Ranke, Leopold von. 1885. Geschichten der romanischen und germanischen Völker von 1494 bis 1514. Leipzig.

___. 1981. The Secret of World History: Selected Writings on the Art and Science of History, ed. Roger Wines. New York: Fordham University Press.

Ringer, Fritz. 1969. The Decline of the German Mandarins. The German Academic Community 1890–1933. Cambridge, Mass.: Harvard University Press.

Schlegel. Friedrich. 1967. Kritische Friedrich Schlegel Ausgabe, vol 2, ed. Ernst Behler, Jean Jacques Anstett, and Hans Eichner. Munich: Schöningh.

Spiegel, Gabrielle, and Paul Freedman. 1998. “Medievalisms Old and New: The Rediscovery of Alterity in North American Medieval Studies,” American Historical Review 103(3): 677–704.

Whitman, James. 1986. “Nietzsche in the Magisterial Tradition of German Classical Philology,” Journal of the History of Ideas 47(3): 453–68.
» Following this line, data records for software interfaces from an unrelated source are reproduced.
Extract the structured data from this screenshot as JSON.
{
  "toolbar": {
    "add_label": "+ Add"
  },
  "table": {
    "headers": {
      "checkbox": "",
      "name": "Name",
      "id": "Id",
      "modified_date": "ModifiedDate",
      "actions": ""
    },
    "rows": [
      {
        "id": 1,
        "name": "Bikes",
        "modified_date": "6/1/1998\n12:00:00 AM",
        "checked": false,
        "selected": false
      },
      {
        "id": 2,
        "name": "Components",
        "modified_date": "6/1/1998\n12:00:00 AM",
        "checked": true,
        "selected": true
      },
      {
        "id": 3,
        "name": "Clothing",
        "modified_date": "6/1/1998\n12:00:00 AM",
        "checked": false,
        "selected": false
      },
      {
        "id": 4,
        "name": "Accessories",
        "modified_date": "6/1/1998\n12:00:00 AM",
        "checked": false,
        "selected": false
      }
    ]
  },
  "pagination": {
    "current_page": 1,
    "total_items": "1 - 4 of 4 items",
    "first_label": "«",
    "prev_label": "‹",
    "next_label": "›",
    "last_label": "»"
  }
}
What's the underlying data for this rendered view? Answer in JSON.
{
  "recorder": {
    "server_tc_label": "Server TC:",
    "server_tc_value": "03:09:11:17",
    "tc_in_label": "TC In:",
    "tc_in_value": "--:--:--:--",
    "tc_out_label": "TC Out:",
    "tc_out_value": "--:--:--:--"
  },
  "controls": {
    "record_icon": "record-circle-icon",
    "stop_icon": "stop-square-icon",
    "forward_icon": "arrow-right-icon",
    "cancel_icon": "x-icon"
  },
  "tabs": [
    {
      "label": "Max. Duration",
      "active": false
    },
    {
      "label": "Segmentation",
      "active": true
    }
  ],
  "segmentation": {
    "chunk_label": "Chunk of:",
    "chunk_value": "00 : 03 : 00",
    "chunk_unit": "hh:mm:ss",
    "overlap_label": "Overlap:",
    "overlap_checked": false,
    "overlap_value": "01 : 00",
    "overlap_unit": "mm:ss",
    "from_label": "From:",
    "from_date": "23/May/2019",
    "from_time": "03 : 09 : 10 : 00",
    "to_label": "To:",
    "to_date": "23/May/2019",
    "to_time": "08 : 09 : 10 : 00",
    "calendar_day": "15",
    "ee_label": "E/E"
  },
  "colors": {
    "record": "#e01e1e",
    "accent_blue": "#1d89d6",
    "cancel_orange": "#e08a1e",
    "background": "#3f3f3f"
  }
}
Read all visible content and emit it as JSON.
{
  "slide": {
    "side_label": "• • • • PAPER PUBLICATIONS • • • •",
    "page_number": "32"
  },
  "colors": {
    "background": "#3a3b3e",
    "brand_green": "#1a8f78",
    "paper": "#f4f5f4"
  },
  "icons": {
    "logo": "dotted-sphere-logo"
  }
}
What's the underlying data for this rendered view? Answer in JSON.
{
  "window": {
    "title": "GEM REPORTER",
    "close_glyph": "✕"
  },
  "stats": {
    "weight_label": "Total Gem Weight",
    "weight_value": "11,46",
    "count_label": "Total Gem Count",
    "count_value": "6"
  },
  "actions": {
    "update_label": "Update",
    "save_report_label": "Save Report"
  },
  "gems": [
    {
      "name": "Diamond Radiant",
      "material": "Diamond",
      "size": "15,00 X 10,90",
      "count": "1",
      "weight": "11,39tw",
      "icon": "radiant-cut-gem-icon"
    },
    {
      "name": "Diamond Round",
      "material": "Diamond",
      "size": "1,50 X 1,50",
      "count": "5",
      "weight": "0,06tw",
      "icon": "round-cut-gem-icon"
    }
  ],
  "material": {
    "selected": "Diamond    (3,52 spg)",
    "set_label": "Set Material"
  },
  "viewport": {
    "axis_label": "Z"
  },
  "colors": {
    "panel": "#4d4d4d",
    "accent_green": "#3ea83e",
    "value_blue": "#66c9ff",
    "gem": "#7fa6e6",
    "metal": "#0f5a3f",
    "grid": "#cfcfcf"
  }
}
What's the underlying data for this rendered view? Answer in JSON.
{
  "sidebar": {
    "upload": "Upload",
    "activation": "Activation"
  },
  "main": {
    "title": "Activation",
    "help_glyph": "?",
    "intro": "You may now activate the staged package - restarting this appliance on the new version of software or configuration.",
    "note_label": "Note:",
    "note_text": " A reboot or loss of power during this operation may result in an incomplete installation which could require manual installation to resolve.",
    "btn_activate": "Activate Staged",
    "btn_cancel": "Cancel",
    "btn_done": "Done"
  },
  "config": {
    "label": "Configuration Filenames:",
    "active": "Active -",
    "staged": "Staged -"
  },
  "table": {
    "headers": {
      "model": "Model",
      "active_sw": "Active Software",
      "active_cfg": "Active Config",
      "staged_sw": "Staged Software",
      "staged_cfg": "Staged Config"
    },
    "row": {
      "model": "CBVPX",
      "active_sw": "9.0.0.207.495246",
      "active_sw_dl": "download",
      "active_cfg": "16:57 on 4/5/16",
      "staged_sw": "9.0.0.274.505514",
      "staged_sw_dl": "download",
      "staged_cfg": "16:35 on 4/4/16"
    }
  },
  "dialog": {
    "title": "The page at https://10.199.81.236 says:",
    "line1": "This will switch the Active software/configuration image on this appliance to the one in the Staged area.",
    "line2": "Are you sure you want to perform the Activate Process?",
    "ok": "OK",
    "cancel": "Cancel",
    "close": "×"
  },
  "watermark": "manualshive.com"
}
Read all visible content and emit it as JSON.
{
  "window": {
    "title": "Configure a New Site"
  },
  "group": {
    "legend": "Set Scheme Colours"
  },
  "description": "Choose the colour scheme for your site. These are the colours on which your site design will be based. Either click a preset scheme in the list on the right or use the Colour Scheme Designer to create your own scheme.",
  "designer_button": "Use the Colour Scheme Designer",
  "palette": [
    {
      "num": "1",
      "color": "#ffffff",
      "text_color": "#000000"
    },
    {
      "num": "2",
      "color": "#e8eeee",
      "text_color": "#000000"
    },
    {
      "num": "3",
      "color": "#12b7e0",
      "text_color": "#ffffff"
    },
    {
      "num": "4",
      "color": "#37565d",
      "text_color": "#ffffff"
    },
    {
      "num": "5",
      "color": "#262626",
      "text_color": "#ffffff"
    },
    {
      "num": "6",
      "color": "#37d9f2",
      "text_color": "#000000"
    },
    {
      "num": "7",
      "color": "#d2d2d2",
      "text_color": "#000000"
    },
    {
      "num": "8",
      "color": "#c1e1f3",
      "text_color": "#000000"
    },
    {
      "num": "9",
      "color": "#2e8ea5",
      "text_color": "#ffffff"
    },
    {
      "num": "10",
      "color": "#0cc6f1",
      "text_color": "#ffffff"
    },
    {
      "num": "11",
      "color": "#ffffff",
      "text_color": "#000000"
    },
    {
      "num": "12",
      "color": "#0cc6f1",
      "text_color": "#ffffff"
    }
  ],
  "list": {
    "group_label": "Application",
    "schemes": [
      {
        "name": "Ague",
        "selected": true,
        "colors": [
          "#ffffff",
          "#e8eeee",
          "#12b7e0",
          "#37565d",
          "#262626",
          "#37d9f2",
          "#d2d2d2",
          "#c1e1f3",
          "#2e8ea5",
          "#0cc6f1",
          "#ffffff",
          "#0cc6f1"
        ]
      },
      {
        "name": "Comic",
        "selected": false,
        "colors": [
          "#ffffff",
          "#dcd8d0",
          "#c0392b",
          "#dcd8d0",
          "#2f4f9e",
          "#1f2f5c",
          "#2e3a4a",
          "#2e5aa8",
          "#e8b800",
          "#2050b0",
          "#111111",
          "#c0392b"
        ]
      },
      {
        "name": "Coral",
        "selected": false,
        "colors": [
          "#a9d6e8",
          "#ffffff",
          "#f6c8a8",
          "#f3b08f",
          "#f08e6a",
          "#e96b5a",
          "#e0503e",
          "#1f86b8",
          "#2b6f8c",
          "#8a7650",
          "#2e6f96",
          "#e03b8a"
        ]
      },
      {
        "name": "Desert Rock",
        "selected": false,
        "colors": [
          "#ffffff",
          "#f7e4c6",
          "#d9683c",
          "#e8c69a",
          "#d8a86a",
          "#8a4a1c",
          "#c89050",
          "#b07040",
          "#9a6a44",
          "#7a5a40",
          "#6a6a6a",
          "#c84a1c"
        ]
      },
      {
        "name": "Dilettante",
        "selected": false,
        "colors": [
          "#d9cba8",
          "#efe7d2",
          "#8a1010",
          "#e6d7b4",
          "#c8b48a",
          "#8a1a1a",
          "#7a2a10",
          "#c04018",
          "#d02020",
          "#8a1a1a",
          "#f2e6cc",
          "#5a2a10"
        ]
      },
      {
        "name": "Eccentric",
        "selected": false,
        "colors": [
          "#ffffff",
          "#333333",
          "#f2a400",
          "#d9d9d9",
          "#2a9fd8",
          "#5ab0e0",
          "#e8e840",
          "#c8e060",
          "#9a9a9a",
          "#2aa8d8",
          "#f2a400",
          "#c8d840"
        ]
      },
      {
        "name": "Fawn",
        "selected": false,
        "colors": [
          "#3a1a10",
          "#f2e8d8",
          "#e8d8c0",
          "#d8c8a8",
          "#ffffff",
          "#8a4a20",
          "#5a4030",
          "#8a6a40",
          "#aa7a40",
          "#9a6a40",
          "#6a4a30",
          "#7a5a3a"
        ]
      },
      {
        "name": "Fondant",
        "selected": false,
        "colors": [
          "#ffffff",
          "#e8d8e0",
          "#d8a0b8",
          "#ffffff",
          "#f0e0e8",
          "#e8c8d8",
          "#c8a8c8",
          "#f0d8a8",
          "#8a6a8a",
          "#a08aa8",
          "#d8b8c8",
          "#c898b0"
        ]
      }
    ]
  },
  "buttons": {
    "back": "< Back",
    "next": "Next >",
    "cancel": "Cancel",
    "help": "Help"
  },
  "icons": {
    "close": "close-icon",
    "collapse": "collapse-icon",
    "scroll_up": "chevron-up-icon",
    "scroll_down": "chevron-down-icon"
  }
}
Ziolkowski, Jan. 1990. “What is Philology?,” in On Philology, ed. Jan Ziolkowski, 1–12. University Park: Pennsylvania State University Press.


    1. In his unpublished text We Philologists, Nietzsche observes that “Experience [Erlebnis] is certainly an essential prerequisite for a philologist” (Nietzsche 1911: 113). Nietzsche’s use of the word “Erlebnis” instantly evokes the contemporary thought of Dilthey on the essential role of Erlebnis within interpretation in the human sciences. On the history of the word “Erlebnis” in hermeneutics, see Gadamer (1994: 60–70, 346–62).return to text

    2. For an exploration of the concept of alterity in early Romanticism, see Gossman (1990: 259, 283) and Gumbrecht (1986–1987: 4–10).return to text

    3. On the question of Bildung and Wissenschaft, see the discussion by Beiser (2003: 88–105) and Ringer (1969: 83–90, 102–13).return to text

    4. Lionel Gossman observes, “where the neohumanists saw [classical philology] as a total inner education or formation of the individual (‘Bildung’), the [Neogrammarian] philologists saw it as an exercise in critical method and an accumulation of reliable information (‘Wissenschaft’)” (Gossman 2000: 161).return to text

    5. On Nietzsche’s relationship to philology, see Whitman (1986).return to text

    6. Burckhardt, who was fiercely opposed to dry, punctilious scholarship and was instead committed to an early Romantic concept of Bildung which he believed had been lost, deliberately stated, in the introduction to his Cultural History of Greece, “We are ‘unscholarly’ [unwissenschaftlich] and have no method; at least we do not follow that of others.” He even states he, like his reader, is a Nichtphilologe, a non-philologist, who is jeder humanistisch Gebildete, [“any humanistically educated layperson” (both quoted in Gossman, 2000: 308)].return to text

    7. On the history of philology, see Cerquiglini (1999) and Gumbrecht (1986–1987). On the rise of linguistics, see Amsterdamska (1987).return to text